The effect of quantum superposition (a.k.a. coherence) is the most prominent feature to discriminate between the classical and the quantum domains. In the notorious Schrödinger’s cat paradox, a cat in a closed box is supposedly in a state of superposition between the states of death and life. However, observing such a condition directly is impossible, for when the box is opened and the cat observed the superposition suddenly disappears and the cat is always found in a well-defined state. The same happens in every (quantum) experiment.

To overcome this issue, physicists rely on the wave-like nature of quantum systems by using interferometers: they split (the wave function of) a quantum system into two separate paths, introduce a phase difference between the two paths and eventually recombine the system, thus closing a loop. Upon measurements, if an interference pattern appears –the same that arise when overlapping two waves, say when one tosses two stones in a lake– then we are sure that the state was in superposition. This certifies that we are dealing with a quantum system.

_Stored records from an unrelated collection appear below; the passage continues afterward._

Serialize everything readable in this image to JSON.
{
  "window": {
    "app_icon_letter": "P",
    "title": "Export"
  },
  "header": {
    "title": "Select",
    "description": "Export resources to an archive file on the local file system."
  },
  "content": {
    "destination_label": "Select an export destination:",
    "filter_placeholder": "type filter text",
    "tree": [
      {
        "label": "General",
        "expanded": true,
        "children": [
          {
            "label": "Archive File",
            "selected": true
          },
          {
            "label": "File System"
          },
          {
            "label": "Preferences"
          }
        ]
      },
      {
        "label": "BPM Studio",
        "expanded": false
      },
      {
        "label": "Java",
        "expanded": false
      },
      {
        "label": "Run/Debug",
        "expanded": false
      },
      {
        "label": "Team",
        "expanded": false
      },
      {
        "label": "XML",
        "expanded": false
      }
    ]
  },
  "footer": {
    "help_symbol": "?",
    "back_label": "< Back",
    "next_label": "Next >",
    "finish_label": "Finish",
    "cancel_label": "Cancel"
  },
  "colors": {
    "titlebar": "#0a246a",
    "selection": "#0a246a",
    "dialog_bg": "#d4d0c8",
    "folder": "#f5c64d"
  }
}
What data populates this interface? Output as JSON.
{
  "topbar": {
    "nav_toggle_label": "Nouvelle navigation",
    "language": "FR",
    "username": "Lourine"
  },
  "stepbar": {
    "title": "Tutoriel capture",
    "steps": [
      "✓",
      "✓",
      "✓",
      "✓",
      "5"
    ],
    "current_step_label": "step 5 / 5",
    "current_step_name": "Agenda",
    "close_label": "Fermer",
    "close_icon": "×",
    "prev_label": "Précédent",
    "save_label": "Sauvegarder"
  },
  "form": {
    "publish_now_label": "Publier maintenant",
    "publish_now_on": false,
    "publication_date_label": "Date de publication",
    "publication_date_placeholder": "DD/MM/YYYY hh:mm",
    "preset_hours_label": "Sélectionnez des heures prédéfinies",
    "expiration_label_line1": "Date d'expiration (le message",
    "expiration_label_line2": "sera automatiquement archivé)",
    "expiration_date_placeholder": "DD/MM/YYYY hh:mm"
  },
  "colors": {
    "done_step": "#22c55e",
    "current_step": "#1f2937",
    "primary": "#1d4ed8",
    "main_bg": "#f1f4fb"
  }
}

In their new theoretical study, Flavio Del Santo and Borivoje Dakić from IQOQI-Vienna (Austrian Academy of Sciences) and the University of Vienna developed a new tool that allows to tell apart classical and quantum resources (namely, the presence of superposition) without closing the loop of a standard interferometer. Here, they also split the wave function of a quantum system in two separate paths, but they can measure them at separate locations without having to bring the system back together, unlike in a standard interferometry experiment. From the measured quantities, they calculate an expression named “coherence equality”, that is exactly 0 only if the system is classical. Any deviations thereof certify the presence of quantum superposition, thus characterizing the “non-classicality” of a system. "Normally, we do not expect to see the interference fringes by using 'half of the interferometer' only - says Borivoje Dakić. - This is exactly what is happening here: we can witness interference 'at a distance'. I believe this can be turned into a resource for quantum communication."

The authors phrased their analysis in terms of a “communication game” played by two parties, Alice and Bob. A source produces a single information carrier (a particle, a bullet, a tennis ball, etc.) which is sent to Alice or Bob. A referee stands in each path between the source and the players and can decide whether to block the carrier on its path. This represents the encoding of a binary piece of information, that is whether the carrier goes through or not. The referees then challenge the players to answer a question that requires the knowledge of both the encoded pieces of information. The authors showed that, no matter what strategy the players choose, if the information carrier is a classical object the probability of winning this game - by answering the questions correctly - is always equal to 50%. On the other hand, if the information carrier is allowed to be in a quantum superposition of the two communication channels, the probability deviates from the 50%, hence witnessing a violation of the coherence equality.

"The novelty of this approach, - says Flavio Del Santo - as compared to similar works that aim to detect quantum superposition without closing the loop of an interferometer, is that this result does not rely directly on quantum theory." In fact, their approach is conceived in the same spirit of Bell’s inequality, which states that any theory (possibly beyond quantum mechanics) that violate its bound cannot uphold the classical feature of locality. In a similar fashion, any theory (again, possibly beyond quantum mechanics) that violates the coherence equality shows the non-classical behaviour of coherence.